However, identifying exactly how to calculate the corresponding weighted standard deviation, skew and kurtosis is less simple, particularly if our focus is on small samples.

For ‘population’ statistics, i.e. those applicable if we have large observation sets, the calculations involved appear to be relatively unambiguous, see WeightedMomentsAndCumulants

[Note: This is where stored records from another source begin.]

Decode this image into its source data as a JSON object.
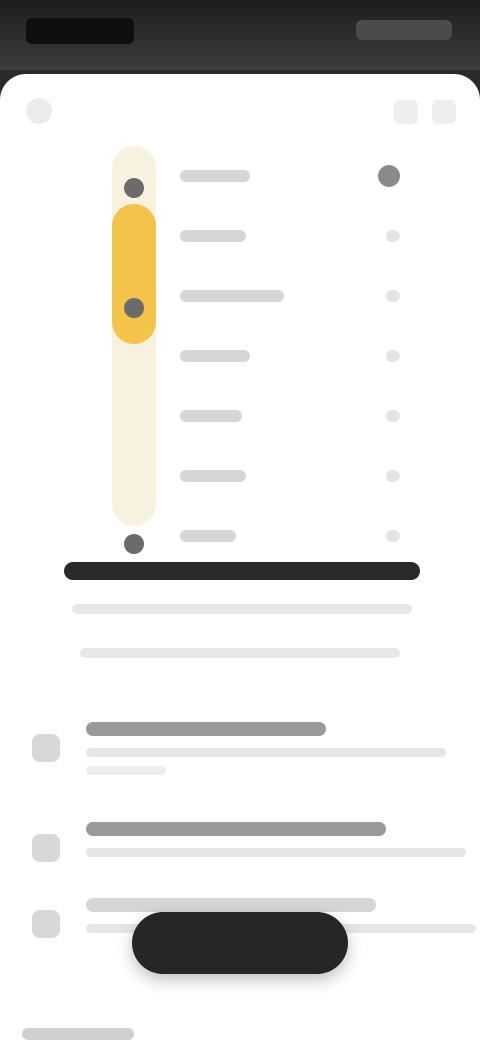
{
  "colors": {
    "accent": "#f4c34a",
    "track": "#f6f2df",
    "button": "#262626",
    "sheet": "#ffffff"
  },
  "icons": {
    "close": "close-icon",
    "share": "share-icon",
    "more": "more-icon"
  },
  "chart": {
    "rows": [
      {
        "label": ""
      },
      {
        "label": ""
      },
      {
        "label": ""
      },
      {
        "label": ""
      },
      {
        "label": ""
      },
      {
        "label": ""
      },
      {
        "label": ""
      }
    ]
  },
  "list": [
    {
      "title": "",
      "description": ""
    },
    {
      "title": "",
      "description": ""
    },
    {
      "title": "",
      "description": ""
    }
  ]
}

However, for ‘sample’ statistics, there appear to be differences in opinion in how, precisely, to adjust ‘population’ statistics to allow for the different degrees of freedom that are present. Given this apparent disagreement between commentators, the Nematrian website provides web functions for calculating the weighted population mean, standard deviation, skew and excess (excess) kurtosis, but only corresponding weighted sample mean, standard deviation and skew (i.e. not yet weighted sample excess kurtosis). Rimoldini (2013) proposes some formulae for these statistics, which appear to match the Nematrian formulae.

Formulae used by the Nematrian website can be accessed using the following web functions: MnWeightedPopulationStdev, MnWeightedPopulationSkew, MnWeightedPopulationKurt, MnWeightedStdev and MnWeightedSkew and give the following results for the above data:

 Statistic Unweighted (population) Unweighted (sample) Weighted (population) Weighted (sample) Mean -0.0033204 -0.0033204 -0.0007543 -0.0007543 Standard deviation 0.0930001 0.0954161 0.0741301 0.0763675 Skew -0.791166 -0.9253403 -0.8903571 -0.9761716 (Excess) kurtosis 2.6500366 4.6238918 5.0848899 N/A

These statistics are still strongly suggestive of fat-tailed behaviour.